Data shown:
_____

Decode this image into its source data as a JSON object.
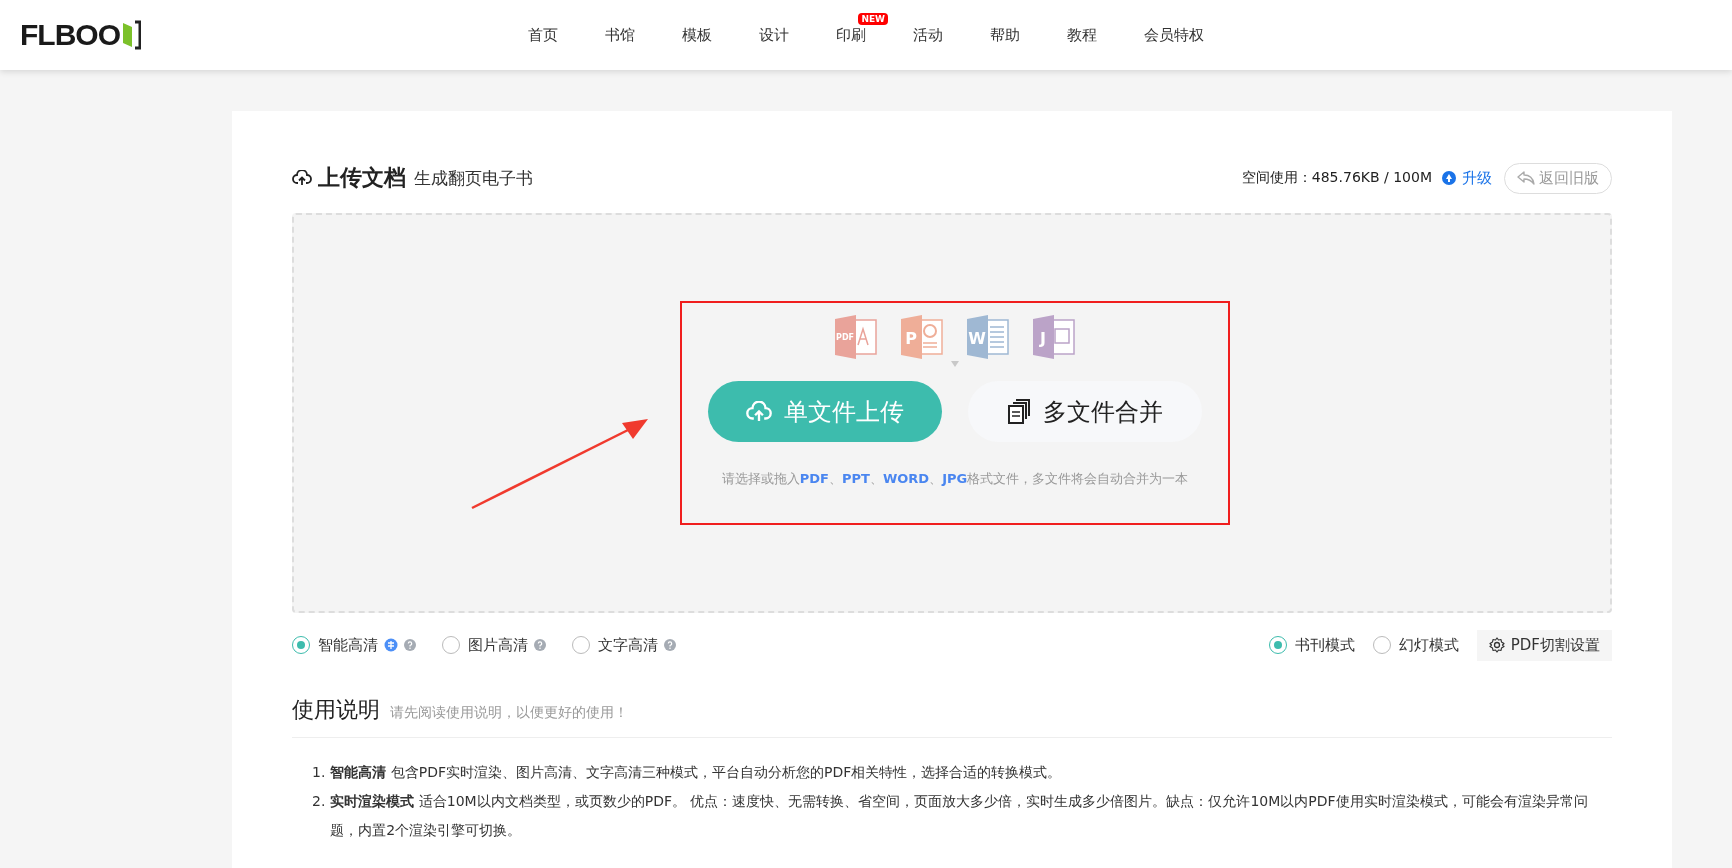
{
  "header": {
    "logo": "FLBOO",
    "nav": [
      {
        "label": "首页"
      },
      {
        "label": "书馆"
      },
      {
        "label": "模板"
      },
      {
        "label": "设计"
      },
      {
        "label": "印刷",
        "badge": "NEW"
      },
      {
        "label": "活动"
      },
      {
        "label": "帮助"
      },
      {
        "label": "教程"
      },
      {
        "label": "会员特权"
      }
    ]
  },
  "upload": {
    "title": "上传文档",
    "subtitle": "生成翻页电子书",
    "space_label": "空间使用：485.76KB / 100M",
    "upgrade": "升级",
    "old_version": "返回旧版",
    "file_types": [
      {
        "kind": "pdf",
        "label": "PDF",
        "color": "#e9a39a"
      },
      {
        "kind": "ppt",
        "label": "P",
        "color": "#efae98"
      },
      {
        "kind": "word",
        "label": "W",
        "color": "#9fb8d3"
      },
      {
        "kind": "jpg",
        "label": "J",
        "color": "#bba3c8"
      }
    ],
    "single_button": "单文件上传",
    "multi_button": "多文件合并",
    "hint": "请选择或拖入**PDF**、**PPT**、**WORD**、**JPG**格式文件，多文件将会自动合并为一本"
  },
  "quality_options": [
    {
      "label": "智能高清",
      "selected": true,
      "recommended": true
    },
    {
      "label": "图片高清",
      "selected": false,
      "recommended": false
    },
    {
      "label": "文字高清",
      "selected": false,
      "recommended": false
    }
  ],
  "mode_options": [
    {
      "label": "书刊模式",
      "selected": true
    },
    {
      "label": "幻灯模式",
      "selected": false
    }
  ],
  "pdf_settings_button": "PDF切割设置",
  "instructions": {
    "title": "使用说明",
    "subtitle": "请先阅读使用说明，以便更好的使用！",
    "items": [
      {
        "number": "1.",
        "text": "**智能高清** 包含PDF实时渲染、图片高清、文字高清三种模式，平台自动分析您的PDF相关特性，选择合适的转换模式。"
      },
      {
        "number": "2.",
        "text": "**实时渲染模式** 适合10M以内文档类型，或页数少的PDF。 优点：速度快、无需转换、省空间，页面放大多少倍，实时生成多少倍图片。缺点：仅允许10M以内PDF使用实时渲染模式，可能会有渲染异常问题，内置2个渲染引擎可切换。"
      }
    ]
  }
}
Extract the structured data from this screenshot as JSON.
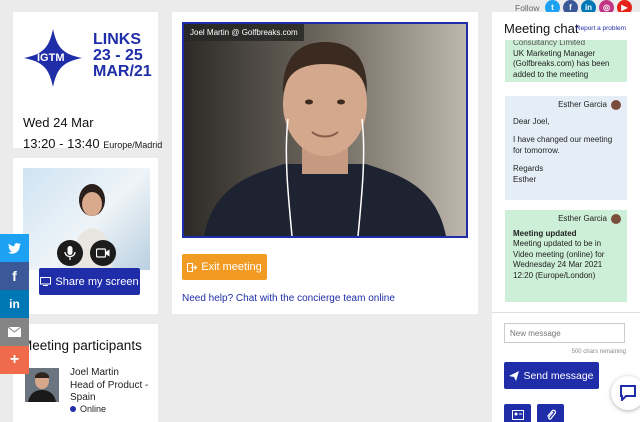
{
  "event": {
    "logo_acronym": "IGTM",
    "logo_line1": "LINKS",
    "logo_line2": "23 - 25",
    "logo_line3": "MAR/21",
    "date": "Wed 24 Mar",
    "time": "13:20 - 13:40",
    "timezone": "Europe/Madrid"
  },
  "self_video": {
    "mic_icon": "microphone-icon",
    "camera_icon": "video-camera-icon",
    "share_label": "Share my screen"
  },
  "participants": {
    "title": "Meeting participants",
    "items": [
      {
        "name": "Joel Martin",
        "role": "Head of Product - Spain",
        "status": "Online"
      }
    ]
  },
  "share_sidebar": [
    {
      "icon": "twitter-icon",
      "color": "#1da1f2"
    },
    {
      "icon": "facebook-icon",
      "color": "#3b5998"
    },
    {
      "icon": "linkedin-icon",
      "color": "#0077b5"
    },
    {
      "icon": "email-icon",
      "color": "#848484"
    },
    {
      "icon": "plus-icon",
      "color": "#ef6b4b"
    }
  ],
  "main_video": {
    "caller_label": "Joel Martin @ Golfbreaks.com",
    "exit_label": "Exit meeting",
    "help_text": "Need help? Chat with the concierge team online"
  },
  "follow": {
    "label": "Follow",
    "icons": [
      {
        "icon": "twitter-icon",
        "color": "#1da1f2"
      },
      {
        "icon": "facebook-icon",
        "color": "#3b5998"
      },
      {
        "icon": "linkedin-icon",
        "color": "#0077b5"
      },
      {
        "icon": "instagram-icon",
        "color": "#c13584"
      },
      {
        "icon": "youtube-icon",
        "color": "#e62117"
      }
    ]
  },
  "chat": {
    "title": "Meeting chat",
    "report": "Report a problem",
    "messages": [
      {
        "type": "system",
        "text_partial": "Consultancy Limited",
        "text": "UK Marketing Manager (Golfbreaks.com) has been added to the meeting"
      },
      {
        "type": "user",
        "sender": "Esther Garcia",
        "lines": [
          "Dear Joel,",
          "I have changed our meeting for tomorrow.",
          "Regards",
          "Esther"
        ]
      },
      {
        "type": "system",
        "sender": "Esther Garcia",
        "heading": "Meeting updated",
        "text": "Meeting updated to be in Video meeting (online) for Wednesday 24 Mar 2021 12:20 (Europe/London)"
      }
    ],
    "input_placeholder": "New message",
    "chars_remaining": "500 chars remaining",
    "send_label": "Send message"
  }
}
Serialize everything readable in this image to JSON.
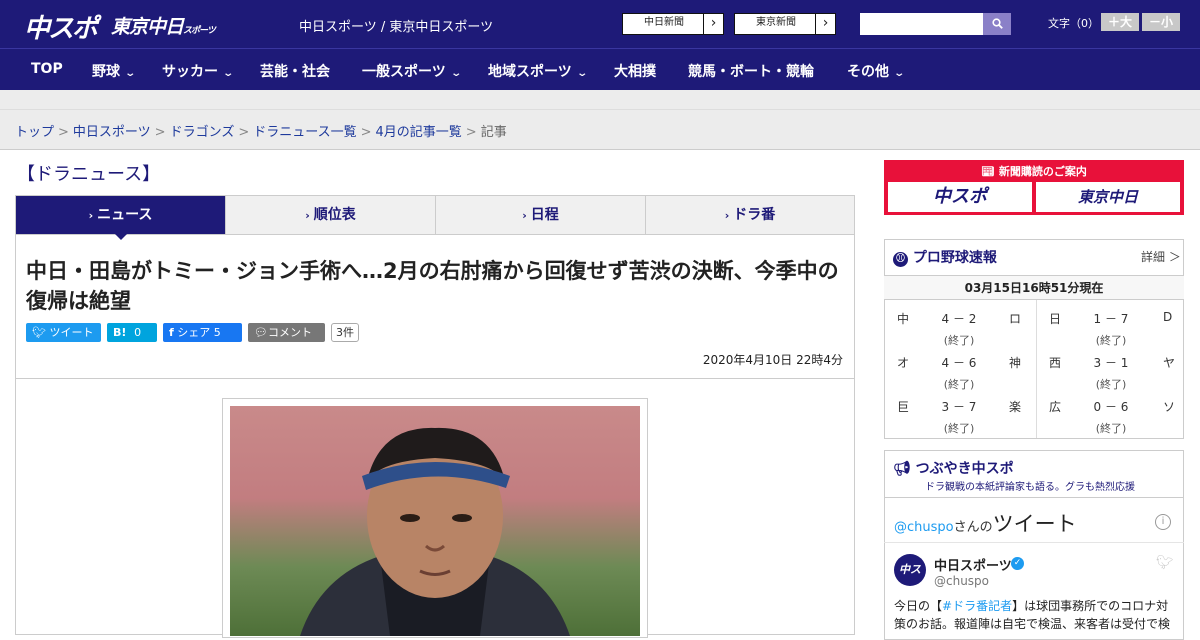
{
  "header": {
    "logo_primary": "中スポ",
    "logo_secondary": "東京中日",
    "logo_secondary_small": "スポーツ",
    "site_links": "中日スポーツ / 東京中日スポーツ",
    "sister_sites": [
      "中日新聞",
      "東京新聞"
    ],
    "search_placeholder": "",
    "font_size_label": "文字（0）",
    "font_larger": "＋大",
    "font_smaller": "－小"
  },
  "nav": {
    "items": [
      {
        "label": "TOP",
        "has_menu": false
      },
      {
        "label": "野球",
        "has_menu": true
      },
      {
        "label": "サッカー",
        "has_menu": true
      },
      {
        "label": "芸能・社会",
        "has_menu": false
      },
      {
        "label": "一般スポーツ",
        "has_menu": true
      },
      {
        "label": "地域スポーツ",
        "has_menu": true
      },
      {
        "label": "大相撲",
        "has_menu": false
      },
      {
        "label": "競馬・ボート・競輪",
        "has_menu": false
      },
      {
        "label": "その他",
        "has_menu": true
      }
    ]
  },
  "breadcrumb": {
    "items": [
      "トップ",
      "中日スポーツ",
      "ドラゴンズ",
      "ドラニュース一覧",
      "4月の記事一覧"
    ],
    "current": "記事"
  },
  "section": {
    "title": "【ドラニュース】",
    "tabs": [
      "ニュース",
      "順位表",
      "日程",
      "ドラ番"
    ],
    "active_tab": 0
  },
  "article": {
    "headline": "中日・田島がトミー・ジョン手術へ…2月の右肘痛から回復せず苦渋の決断、今季中の復帰は絶望",
    "share": {
      "tweet": "ツイート",
      "hatena": "B!",
      "hatena_count": "0",
      "facebook": "シェア",
      "facebook_count": "5",
      "comment": "コメント",
      "comment_count": "3件"
    },
    "date": "2020年4月10日 22時4分"
  },
  "sidebar": {
    "subscription": {
      "title": "新聞購読のご案内",
      "logos": [
        "中スポ",
        "東京中日"
      ]
    },
    "scores": {
      "title": "プロ野球速報",
      "detail": "詳細 ＞",
      "timestamp": "03月15日16時51分現在",
      "games": [
        {
          "home": "中",
          "score": "4 － 2",
          "away": "ロ",
          "status": "(終了)"
        },
        {
          "home": "日",
          "score": "1 － 7",
          "away": "D",
          "status": "(終了)"
        },
        {
          "home": "オ",
          "score": "4 － 6",
          "away": "神",
          "status": "(終了)"
        },
        {
          "home": "西",
          "score": "3 － 1",
          "away": "ヤ",
          "status": "(終了)"
        },
        {
          "home": "巨",
          "score": "3 － 7",
          "away": "楽",
          "status": "(終了)"
        },
        {
          "home": "広",
          "score": "0 － 6",
          "away": "ソ",
          "status": "(終了)"
        }
      ]
    },
    "twitter": {
      "title": "つぶやき中スポ",
      "subtitle": "ドラ観戦の本紙評論家も語る。グラも熱烈応援",
      "account_link": "@chuspo",
      "account_suffix": "さんの",
      "widget_title": "ツイート",
      "name": "中日スポーツ",
      "handle": "@chuspo",
      "avatar_text": "中スポ",
      "text_pre": "今日の【",
      "text_tag": "#ドラ番記者",
      "text_post": "】は球団事務所でのコロナ対策のお話。報道陣は自宅で検温、来客者は受付で検"
    }
  },
  "colors": {
    "brand_navy": "#1e1a78",
    "subscription_red": "#e8113a",
    "twitter_blue": "#1d9bf0",
    "hatena_blue": "#00a4de",
    "facebook_blue": "#1877f2",
    "comment_gray": "#777777"
  }
}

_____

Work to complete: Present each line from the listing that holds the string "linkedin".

Written answer:
      "icon": "linkedin-icon",
        "icon": "linkedin-icon",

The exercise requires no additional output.